(Data extracted from a collection)

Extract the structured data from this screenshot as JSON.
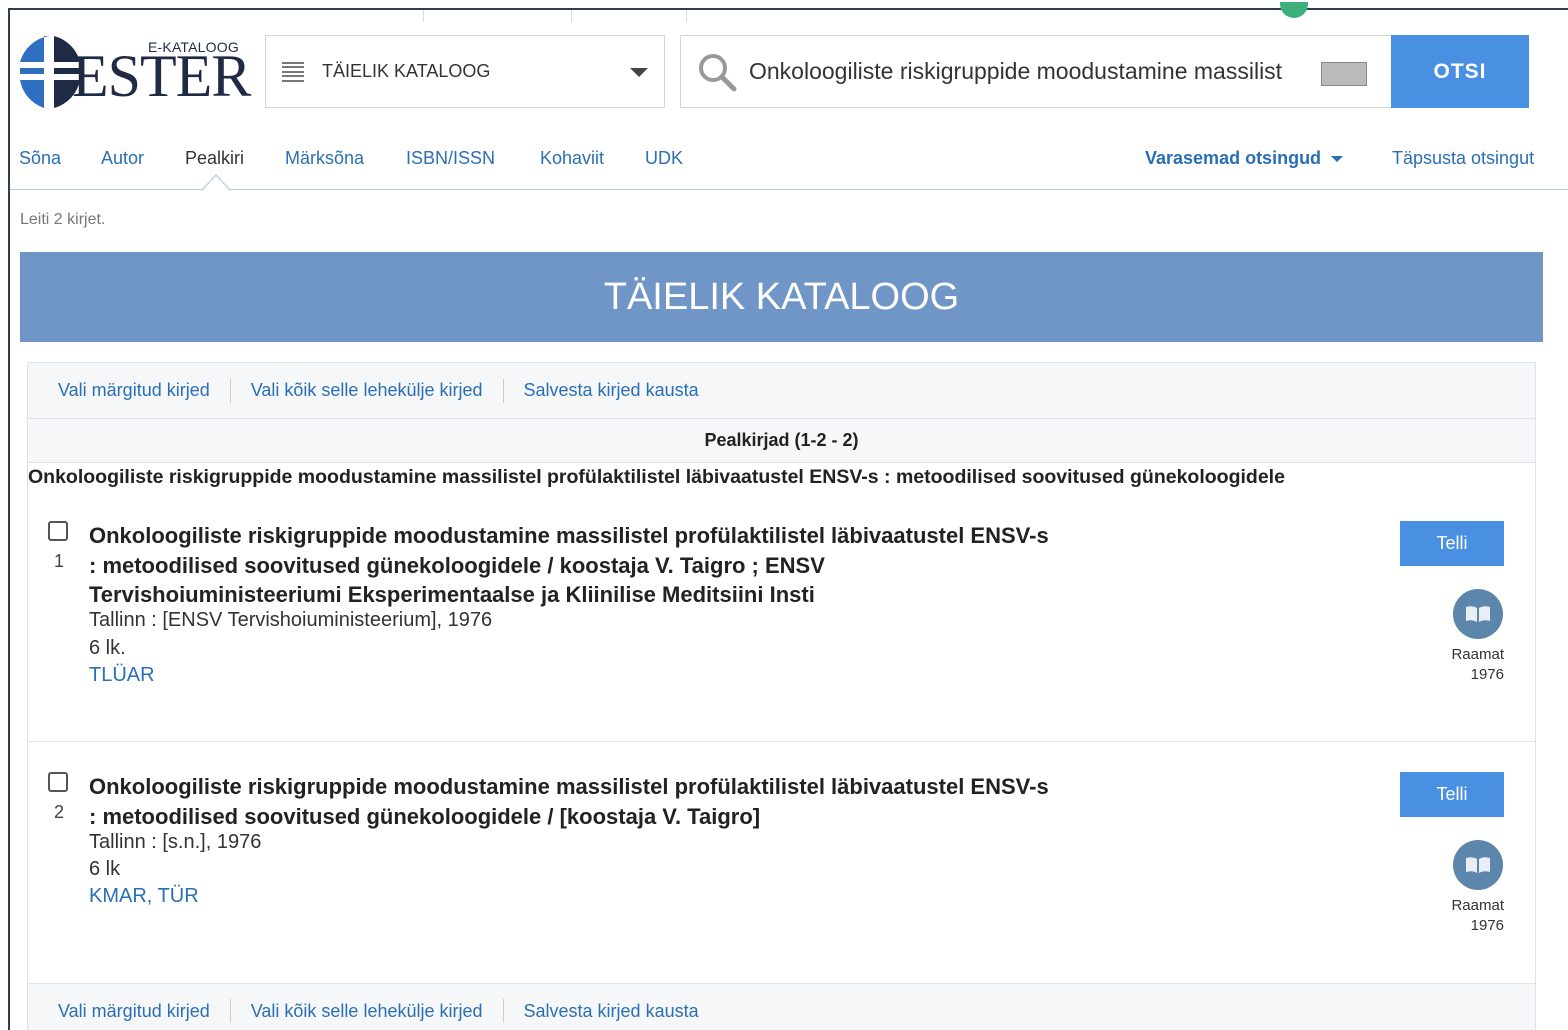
{
  "header": {
    "logo_small": "E-KATALOOG",
    "logo_big": "ESTER",
    "catalog_select": "TÄIELIK KATALOOG",
    "search_value": "Onkoloogiliste riskigruppide moodustamine massilist",
    "search_button": "OTSI"
  },
  "tabs": {
    "items": [
      "Sõna",
      "Autor",
      "Pealkiri",
      "Märksõna",
      "ISBN/ISSN",
      "Kohaviit",
      "UDK"
    ],
    "active": "Pealkiri",
    "previous_searches": "Varasemad otsingud",
    "refine": "Täpsusta otsingut"
  },
  "results": {
    "found_text": "Leiti 2 kirjet.",
    "banner": "TÄIELIK KATALOOG",
    "actions": [
      "Vali märgitud kirjed",
      "Vali kõik selle lehekülje kirjed",
      "Salvesta kirjed kausta"
    ],
    "column_header": "Pealkirjad (1-2 - 2)",
    "group_title": "Onkoloogiliste riskigruppide moodustamine massilistel profülaktilistel läbivaatustel ENSV-s : metoodilised soovitused günekoloogidele"
  },
  "records": [
    {
      "number": "1",
      "title": "Onkoloogiliste riskigruppide moodustamine massilistel profülaktilistel läbivaatustel ENSV-s : metoodilised soovitused günekoloogidele / koostaja V. Taigro ; ENSV Tervishoiuministeeriumi Eksperimentaalse ja Kliinilise Meditsiini Insti",
      "publication": "Tallinn : [ENSV Tervishoiuministeerium], 1976",
      "extent": "6 lk.",
      "location": "TLÜAR",
      "order_button": "Telli",
      "type": "Raamat",
      "year": "1976"
    },
    {
      "number": "2",
      "title": "Onkoloogiliste riskigruppide moodustamine massilistel profülaktilistel läbivaatustel ENSV-s : metoodilised soovitused günekoloogidele / [koostaja V. Taigro]",
      "publication": "Tallinn : [s.n.], 1976",
      "extent": "6 lk",
      "location": "KMAR, TÜR",
      "order_button": "Telli",
      "type": "Raamat",
      "year": "1976"
    }
  ],
  "colors": {
    "accent": "#4a90e2",
    "banner": "#6f96c6",
    "link": "#2a6fb5",
    "logo": "#1f2a44"
  },
  "icons": [
    "globe-logo-icon",
    "list-icon",
    "chevron-down-icon",
    "search-icon",
    "keyboard-icon",
    "book-icon"
  ]
}
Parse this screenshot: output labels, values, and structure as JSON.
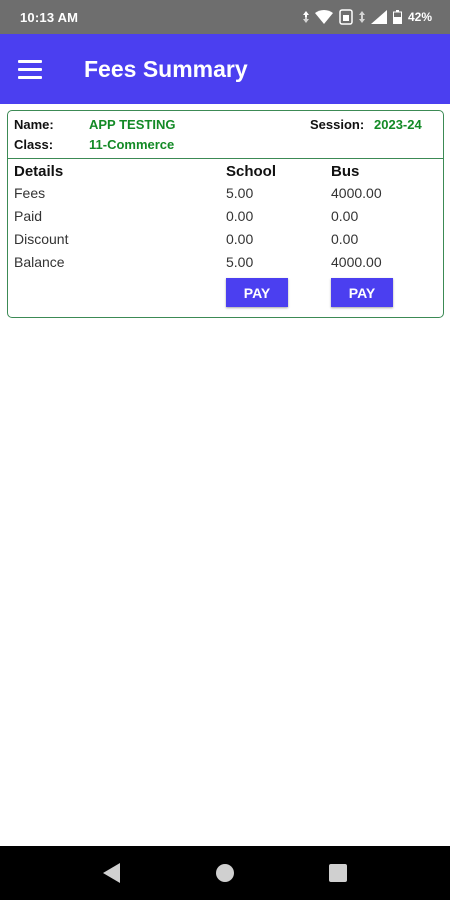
{
  "status_bar": {
    "time": "10:13 AM",
    "battery": "42%",
    "icons": [
      "data-arrows-icon",
      "wifi-icon",
      "sim-icon",
      "signal-icon",
      "battery-icon"
    ]
  },
  "app_bar": {
    "title": "Fees Summary",
    "menu_icon": "hamburger-menu-icon"
  },
  "student": {
    "name_label": "Name:",
    "name": "APP TESTING",
    "class_label": "Class:",
    "class": "11-Commerce",
    "session_label": "Session:",
    "session": "2023-24"
  },
  "fees_table": {
    "headers": [
      "Details",
      "School",
      "Bus"
    ],
    "rows": [
      {
        "label": "Fees",
        "school": "5.00",
        "bus": "4000.00"
      },
      {
        "label": "Paid",
        "school": "0.00",
        "bus": "0.00"
      },
      {
        "label": "Discount",
        "school": "0.00",
        "bus": "0.00"
      },
      {
        "label": "Balance",
        "school": "5.00",
        "bus": "4000.00"
      }
    ],
    "pay_school_label": "PAY",
    "pay_bus_label": "PAY"
  },
  "nav_bar": {
    "icons": [
      "back-icon",
      "home-icon",
      "recents-icon"
    ]
  },
  "colors": {
    "accent": "#4b3ff0",
    "value_green": "#138a26",
    "border_green": "#3c8a55",
    "status_bar": "#6e6e6e"
  }
}
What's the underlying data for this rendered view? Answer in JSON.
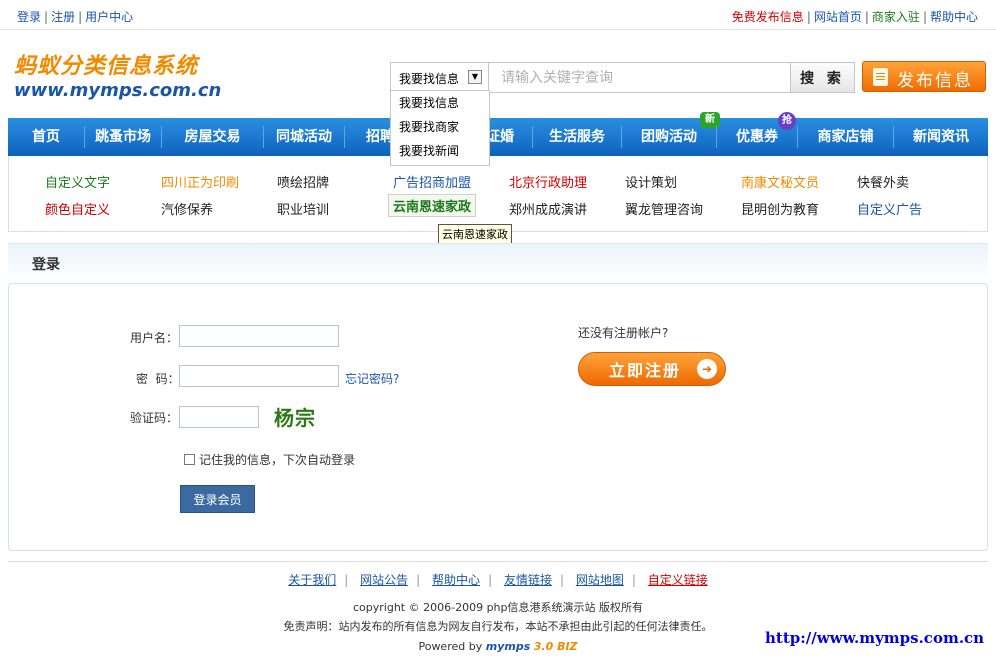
{
  "topbar": {
    "login": "登录",
    "register": "注册",
    "user_center": "用户中心",
    "post_free": "免费发布信息",
    "home": "网站首页",
    "merchant_join": "商家入驻",
    "help": "帮助中心"
  },
  "header": {
    "logo_cn": "蚂蚁分类信息系统",
    "logo_en": "www.mymps.com.cn"
  },
  "search": {
    "selected": "我要找信息",
    "placeholder": "请输入关键字查询",
    "button": "搜 索",
    "options": [
      "我要找信息",
      "我要找商家",
      "我要找新闻"
    ]
  },
  "post_button": "发布信息",
  "nav": {
    "items": [
      "首页",
      "跳蚤市场",
      "房屋交易",
      "同城活动",
      "招聘",
      "证婚",
      "生活服务",
      "团购活动",
      "优惠券",
      "商家店铺",
      "新闻资讯"
    ],
    "badge_new": "新",
    "badge_grab": "抢"
  },
  "ad_links": {
    "row1": [
      "自定义文字",
      "四川正为印刷",
      "喷绘招牌",
      "广告招商加盟",
      "北京行政助理",
      "设计策划",
      "南康文秘文员",
      "快餐外卖"
    ],
    "row2": [
      "颜色自定义",
      "汽修保养",
      "职业培训",
      "云南恩速家政",
      "郑州成成演讲",
      "翼龙管理咨询",
      "昆明创为教育",
      "自定义广告"
    ],
    "tooltip": "云南恩速家政"
  },
  "login": {
    "section_title": "登录",
    "username_label": "用户名：",
    "password_label": "密  码：",
    "forgot": "忘记密码?",
    "captcha_label": "验证码：",
    "captcha_text": "杨宗",
    "remember": "记住我的信息，下次自动登录",
    "submit": "登录会员",
    "no_account": "还没有注册帐户?",
    "register_now": "立即注册"
  },
  "footer": {
    "links": [
      "关于我们",
      "网站公告",
      "帮助中心",
      "友情链接",
      "网站地图",
      "自定义链接"
    ],
    "copyright": "copyright © 2006-2009 php信息港系统演示站  版权所有",
    "disclaimer": "免责声明：站内发布的所有信息为网友自行发布，本站不承担由此引起的任何法律责任。",
    "powered_prefix": "Powered by",
    "powered_brand": "mymps",
    "powered_version": "3.0 BIZ",
    "site_url": "http://www.mymps.com.cn"
  },
  "colors": {
    "nav_blue": "#0e62bd",
    "accent_orange": "#f28a00",
    "link_blue": "#1a56a8",
    "red": "#d40000"
  }
}
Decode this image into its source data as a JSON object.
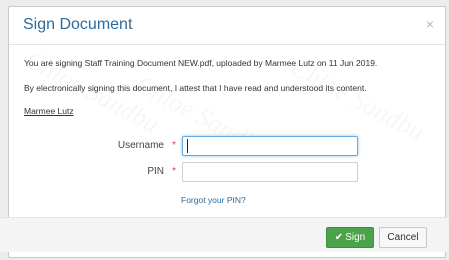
{
  "dialog": {
    "title": "Sign Document",
    "close_glyph": "×",
    "message_line1": "You are signing Staff Training Document NEW.pdf, uploaded by Marmee Lutz on 11 Jun 2019.",
    "message_line2": "By electronically signing this document, I attest that I have read and understood its content.",
    "signer_name": "Marmee Lutz",
    "watermark_text": "Chloe Sandbu"
  },
  "form": {
    "username_label": "Username",
    "pin_label": "PIN",
    "required_marker": "*",
    "username_value": "",
    "pin_value": "",
    "forgot_pin_link": "Forgot your PIN?"
  },
  "footer": {
    "sign_label": "Sign",
    "sign_icon": "check-icon",
    "cancel_label": "Cancel"
  },
  "colors": {
    "title": "#2d6b9c",
    "sign_button": "#4aa34a",
    "required": "#e04040",
    "focus_border": "#66a9e0"
  }
}
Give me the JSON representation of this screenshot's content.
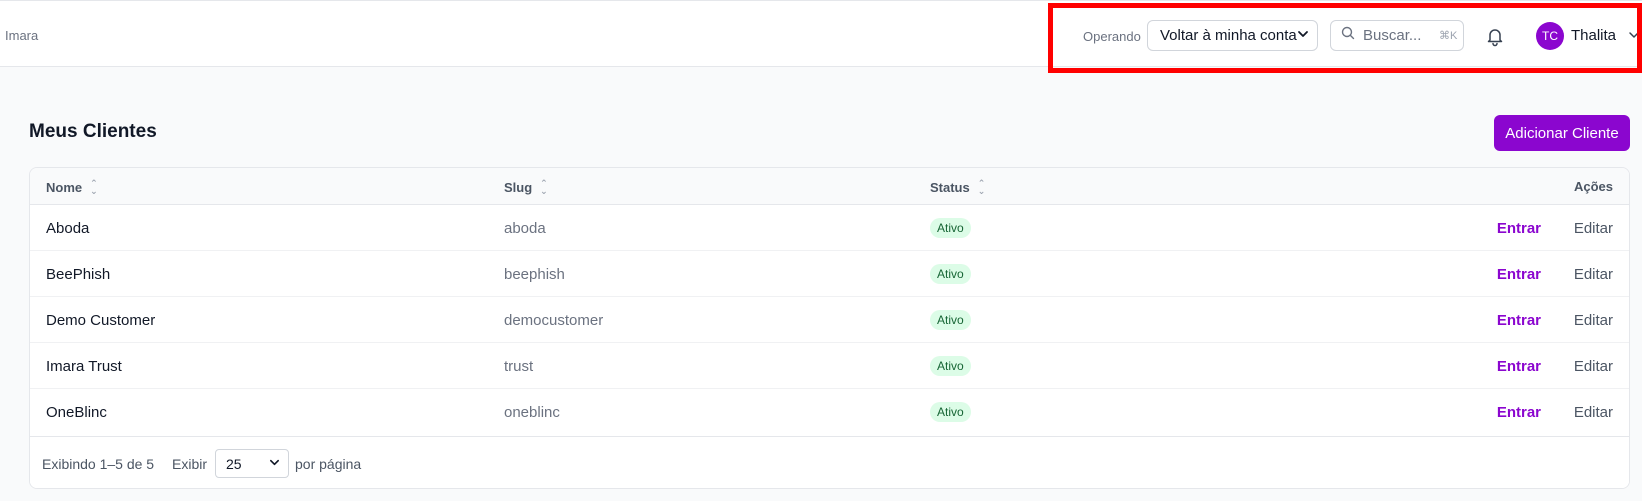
{
  "header": {
    "brand": "Imara",
    "operating_label": "Operando",
    "account_select_value": "Voltar à minha conta",
    "search_placeholder": "Buscar...",
    "search_shortcut": "⌘K",
    "user_initials": "TC",
    "user_name": "Thalita"
  },
  "page": {
    "title": "Meus Clientes",
    "add_button_label": "Adicionar Cliente"
  },
  "table": {
    "columns": {
      "name": "Nome",
      "slug": "Slug",
      "status": "Status",
      "actions": "Ações"
    },
    "rows": [
      {
        "name": "Aboda",
        "slug": "aboda",
        "status": "Ativo",
        "enter": "Entrar",
        "edit": "Editar"
      },
      {
        "name": "BeePhish",
        "slug": "beephish",
        "status": "Ativo",
        "enter": "Entrar",
        "edit": "Editar"
      },
      {
        "name": "Demo Customer",
        "slug": "democustomer",
        "status": "Ativo",
        "enter": "Entrar",
        "edit": "Editar"
      },
      {
        "name": "Imara Trust",
        "slug": "trust",
        "status": "Ativo",
        "enter": "Entrar",
        "edit": "Editar"
      },
      {
        "name": "OneBlinc",
        "slug": "oneblinc",
        "status": "Ativo",
        "enter": "Entrar",
        "edit": "Editar"
      }
    ]
  },
  "pagination": {
    "showing": "Exibindo 1–5 de 5",
    "show_label": "Exibir",
    "per_page_value": "25",
    "per_page_suffix": "por página"
  },
  "colors": {
    "accent": "#8b06cf",
    "active_badge_bg": "#dcfce7",
    "active_badge_text": "#166534",
    "highlight": "#ff0000"
  }
}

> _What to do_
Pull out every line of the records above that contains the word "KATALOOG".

> _Result_
    "logo_small": "E-KATALOOG",
    "catalog_select": "TÄIELIK KATALOOG",
    "banner": "TÄIELIK KATALOOG",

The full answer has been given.